Reproduce every record exactly.

--- Data listing Enclosed Below ---

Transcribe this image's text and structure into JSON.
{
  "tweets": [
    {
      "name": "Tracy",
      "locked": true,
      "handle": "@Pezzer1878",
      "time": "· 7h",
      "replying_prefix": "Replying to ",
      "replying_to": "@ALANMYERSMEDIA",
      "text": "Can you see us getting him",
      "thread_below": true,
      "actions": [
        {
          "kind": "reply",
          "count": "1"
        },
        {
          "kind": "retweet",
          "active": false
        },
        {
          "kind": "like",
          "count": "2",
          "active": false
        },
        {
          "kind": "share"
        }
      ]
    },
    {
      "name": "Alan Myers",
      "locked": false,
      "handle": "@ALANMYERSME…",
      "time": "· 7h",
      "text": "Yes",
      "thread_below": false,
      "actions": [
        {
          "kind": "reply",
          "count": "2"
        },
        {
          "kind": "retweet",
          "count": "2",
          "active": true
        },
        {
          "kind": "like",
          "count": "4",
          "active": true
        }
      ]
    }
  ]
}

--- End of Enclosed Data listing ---

Task result:
Transcribe this image's text and structure into JSON.
{
  "tweets": [
    {
      "name": "Tracy",
      "locked": true,
      "handle": "@Pezzer1878",
      "time": "· 7h",
      "replying_prefix": "Replying to ",
      "replying_to": "@ALANMYERSMEDIA",
      "text": "Can you see us getting him",
      "thread_below": true,
      "actions": [
        {
          "kind": "reply",
          "count": "1"
        },
        {
          "kind": "retweet",
          "active": false
        },
        {
          "kind": "like",
          "count": "2",
          "active": false
        },
        {
          "kind": "share"
        }
      ]
    },
    {
      "name": "Alan Myers",
      "locked": false,
      "handle": "@ALANMYERSME…",
      "time": "· 7h",
      "text": "Yes",
      "thread_below": false,
      "actions": [
        {
          "kind": "reply",
          "count": "2"
        },
        {
          "kind": "retweet",
          "count": "2",
          "active": true
        },
        {
          "kind": "like",
          "count": "4",
          "active": true
        }
      ]
    }
  ]
}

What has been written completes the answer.